And yes, there is a ‘we,’ because I know I’m not alone; I can’t be alone. In the comments, guys tag other guys. Girls tag other girls. We all look; we all gawk. What would it be like to be looked at like that outside of the filter? Every day I find myself averting my eyes from the eyes of strangers, ducking my head, shying away. It’s more comfortable to be admired through the rear window than the front.
‘Selling yourself’—it’s a skill now, not a sin. Whether you’re an aspiring actress or food blogger or photographer or just plain photogenic, you’re forced to scream out your name, forced to demand recognition, command attention. Should you be faulted for screaming louder than me? Should you be shamed for wanting to be seen?
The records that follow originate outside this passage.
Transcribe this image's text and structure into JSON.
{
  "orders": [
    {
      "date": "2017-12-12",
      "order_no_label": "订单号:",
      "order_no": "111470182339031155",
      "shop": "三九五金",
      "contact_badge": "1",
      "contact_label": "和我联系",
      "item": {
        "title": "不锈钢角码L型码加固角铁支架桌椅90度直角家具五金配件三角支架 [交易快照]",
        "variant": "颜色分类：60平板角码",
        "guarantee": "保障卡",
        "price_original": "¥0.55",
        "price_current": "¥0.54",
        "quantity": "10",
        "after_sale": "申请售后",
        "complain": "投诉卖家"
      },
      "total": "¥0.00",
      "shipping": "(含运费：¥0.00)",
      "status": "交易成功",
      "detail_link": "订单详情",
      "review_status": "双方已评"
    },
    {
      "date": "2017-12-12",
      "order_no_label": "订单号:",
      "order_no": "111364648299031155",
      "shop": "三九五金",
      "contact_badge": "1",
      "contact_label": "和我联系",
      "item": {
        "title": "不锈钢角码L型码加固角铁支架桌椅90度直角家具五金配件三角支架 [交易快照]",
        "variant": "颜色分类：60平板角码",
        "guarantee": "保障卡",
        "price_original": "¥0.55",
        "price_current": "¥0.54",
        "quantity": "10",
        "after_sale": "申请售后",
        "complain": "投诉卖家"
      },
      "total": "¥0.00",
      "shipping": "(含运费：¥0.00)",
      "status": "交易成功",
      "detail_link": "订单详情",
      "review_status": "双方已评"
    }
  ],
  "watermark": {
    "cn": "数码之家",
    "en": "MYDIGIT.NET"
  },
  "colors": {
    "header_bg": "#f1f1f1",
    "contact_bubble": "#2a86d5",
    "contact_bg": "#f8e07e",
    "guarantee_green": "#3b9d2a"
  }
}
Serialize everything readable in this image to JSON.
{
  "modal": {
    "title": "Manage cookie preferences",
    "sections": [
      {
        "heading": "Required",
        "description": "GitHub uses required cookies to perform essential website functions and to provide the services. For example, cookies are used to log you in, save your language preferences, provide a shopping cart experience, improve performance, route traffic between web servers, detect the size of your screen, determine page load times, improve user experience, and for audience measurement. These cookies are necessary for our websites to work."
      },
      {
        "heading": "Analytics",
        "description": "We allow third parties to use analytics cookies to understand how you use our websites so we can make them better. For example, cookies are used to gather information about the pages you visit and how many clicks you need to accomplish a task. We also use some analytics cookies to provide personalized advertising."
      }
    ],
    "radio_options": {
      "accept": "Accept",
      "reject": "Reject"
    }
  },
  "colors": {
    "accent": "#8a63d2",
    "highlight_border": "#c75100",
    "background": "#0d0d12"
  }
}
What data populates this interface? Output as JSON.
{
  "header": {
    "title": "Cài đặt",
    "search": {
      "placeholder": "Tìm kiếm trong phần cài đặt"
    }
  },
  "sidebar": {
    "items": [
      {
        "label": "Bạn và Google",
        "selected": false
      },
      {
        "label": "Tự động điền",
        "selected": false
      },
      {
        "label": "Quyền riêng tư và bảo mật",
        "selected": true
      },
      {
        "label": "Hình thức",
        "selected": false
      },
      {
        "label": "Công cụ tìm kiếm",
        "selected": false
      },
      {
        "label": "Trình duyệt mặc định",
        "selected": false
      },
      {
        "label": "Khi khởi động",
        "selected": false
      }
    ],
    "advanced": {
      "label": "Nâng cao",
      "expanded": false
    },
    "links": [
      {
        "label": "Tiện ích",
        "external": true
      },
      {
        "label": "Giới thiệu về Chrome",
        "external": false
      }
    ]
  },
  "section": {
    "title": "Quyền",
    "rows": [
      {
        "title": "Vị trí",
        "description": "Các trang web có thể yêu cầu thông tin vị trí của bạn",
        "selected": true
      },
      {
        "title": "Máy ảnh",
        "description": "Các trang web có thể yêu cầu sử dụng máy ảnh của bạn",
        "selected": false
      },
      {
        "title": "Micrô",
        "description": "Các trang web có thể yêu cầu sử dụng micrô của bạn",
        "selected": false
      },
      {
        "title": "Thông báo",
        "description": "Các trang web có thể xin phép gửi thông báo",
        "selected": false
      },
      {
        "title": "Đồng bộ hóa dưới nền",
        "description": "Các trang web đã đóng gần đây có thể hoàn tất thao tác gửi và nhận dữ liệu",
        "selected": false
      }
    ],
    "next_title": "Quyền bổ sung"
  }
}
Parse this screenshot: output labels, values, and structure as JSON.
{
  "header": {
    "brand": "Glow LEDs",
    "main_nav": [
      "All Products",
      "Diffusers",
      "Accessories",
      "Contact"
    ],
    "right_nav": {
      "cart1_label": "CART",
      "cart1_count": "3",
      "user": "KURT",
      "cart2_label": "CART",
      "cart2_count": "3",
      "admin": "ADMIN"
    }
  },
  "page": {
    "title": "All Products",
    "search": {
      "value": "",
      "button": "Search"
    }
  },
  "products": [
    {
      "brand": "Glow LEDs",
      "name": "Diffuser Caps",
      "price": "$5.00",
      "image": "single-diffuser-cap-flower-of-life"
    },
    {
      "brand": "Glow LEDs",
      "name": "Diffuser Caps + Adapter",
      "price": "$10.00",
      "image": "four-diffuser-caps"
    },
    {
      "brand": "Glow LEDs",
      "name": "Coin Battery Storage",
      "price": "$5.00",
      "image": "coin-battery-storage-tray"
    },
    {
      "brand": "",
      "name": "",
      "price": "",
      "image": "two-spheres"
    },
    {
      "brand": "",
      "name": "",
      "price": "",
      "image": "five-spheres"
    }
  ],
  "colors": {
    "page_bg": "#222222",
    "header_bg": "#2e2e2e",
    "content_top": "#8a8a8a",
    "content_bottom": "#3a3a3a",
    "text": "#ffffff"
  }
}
More times a day than I care to admit, I put my thumb to my screen to select the app and scroll through your pictures. How can so many of you be so rich? How can so many of you be so beautiful? My fiancé will watch me stare into my iPhone, say, “What are you looking at? Why do you spend so much time on there?” Because I can’t stop, I want to say. Because you are so impossibly fit and cool, and I don’t know who you are when you’re not posing for a picture—I don’t know whether you’re sad or lonely or scared, because you’re already thinking about your next post, and it seems that no matter what you’re doing or trying or experiencing you’re always thinking about your next post—but I just want you to know that I’m with you. That I’ve tried, but I can’t seem to look away.